Task to carry out: Pictures are to be left out; everything else in the records must be repeated exactly.
== Exercise data
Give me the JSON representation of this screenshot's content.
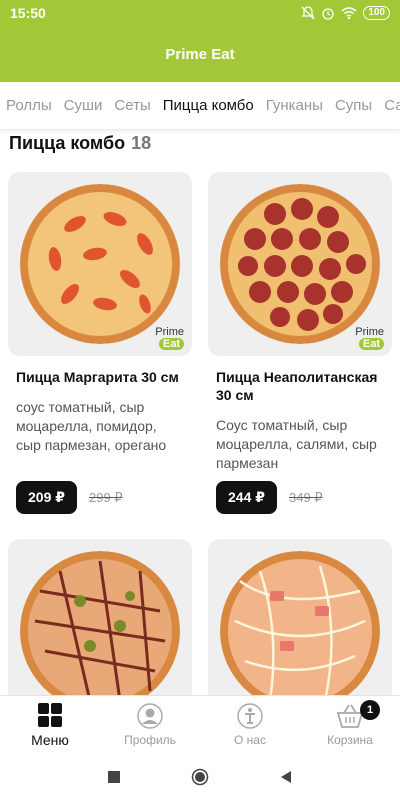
{
  "status_bar": {
    "time": "15:50",
    "battery": "100"
  },
  "app": {
    "title": "Prime Eat"
  },
  "tabs": [
    {
      "label": "Роллы",
      "active": false
    },
    {
      "label": "Суши",
      "active": false
    },
    {
      "label": "Сеты",
      "active": false
    },
    {
      "label": "Пицца комбо",
      "active": true
    },
    {
      "label": "Гунканы",
      "active": false
    },
    {
      "label": "Супы",
      "active": false
    },
    {
      "label": "Са",
      "active": false
    }
  ],
  "section": {
    "title": "Пицца комбо",
    "count": "18"
  },
  "products": [
    {
      "name": "Пицца Маргарита 30 см",
      "description": "соус томатный, сыр моцарелла, помидор, сыр пармезан, орегано",
      "price": "209 ₽",
      "old_price": "299 ₽",
      "logo_top": "Prime",
      "logo_bottom": "Eat"
    },
    {
      "name": "Пицца Неаполитанская 30 см",
      "description": "Соус томатный, сыр моцарелла, салями, сыр пармезан",
      "price": "244 ₽",
      "old_price": "349 ₽",
      "logo_top": "Prime",
      "logo_bottom": "Eat"
    }
  ],
  "bottom_nav": [
    {
      "label": "Меню",
      "icon": "grid-icon",
      "active": true
    },
    {
      "label": "Профиль",
      "icon": "profile-icon",
      "active": false
    },
    {
      "label": "О нас",
      "icon": "info-icon",
      "active": false
    },
    {
      "label": "Корзина",
      "icon": "basket-icon",
      "active": false
    }
  ],
  "cart_badge": "1",
  "colors": {
    "accent": "#a3c837",
    "price_bg": "#111111",
    "strike": "#dd2222"
  }
}
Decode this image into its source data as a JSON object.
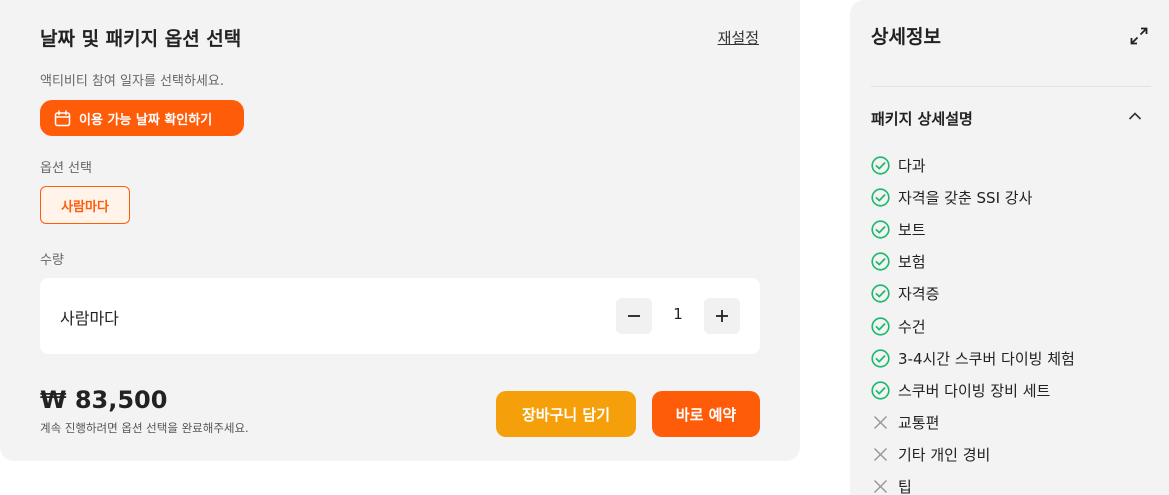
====
Task output:
Give me the JSON representation of this screenshot's content.
{
  "status_bar": {
    "time": "15:50",
    "battery": "100"
  },
  "app": {
    "title": "Prime Eat"
  },
  "tabs": [
    {
      "label": "Роллы",
      "active": false
    },
    {
      "label": "Суши",
      "active": false
    },
    {
      "label": "Сеты",
      "active": false
    },
    {
      "label": "Пицца комбо",
      "active": true
    },
    {
      "label": "Гунканы",
      "active": false
    },
    {
      "label": "Супы",
      "active": false
    },
    {
      "label": "Са",
      "active": false
    }
  ],
  "section": {
    "title": "Пицца комбо",
    "count": "18"
  },
  "products": [
    {
      "name": "Пицца Маргарита 30 см",
      "description": "соус томатный, сыр моцарелла, помидор, сыр пармезан, орегано",
      "price": "209 ₽",
      "old_price": "299 ₽",
      "logo_top": "Prime",
      "logo_bottom": "Eat"
    },
    {
      "name": "Пицца Неаполитанская 30 см",
      "description": "Соус томатный, сыр моцарелла, салями, сыр пармезан",
      "price": "244 ₽",
      "old_price": "349 ₽",
      "logo_top": "Prime",
      "logo_bottom": "Eat"
    }
  ],
  "bottom_nav": [
    {
      "label": "Меню",
      "icon": "grid-icon",
      "active": true
    },
    {
      "label": "Профиль",
      "icon": "profile-icon",
      "active": false
    },
    {
      "label": "О нас",
      "icon": "info-icon",
      "active": false
    },
    {
      "label": "Корзина",
      "icon": "basket-icon",
      "active": false
    }
  ],
  "cart_badge": "1",
  "colors": {
    "accent": "#a3c837",
    "price_bg": "#111111",
    "strike": "#dd2222"
  }
}
Decode this image into its source data as a JSON object.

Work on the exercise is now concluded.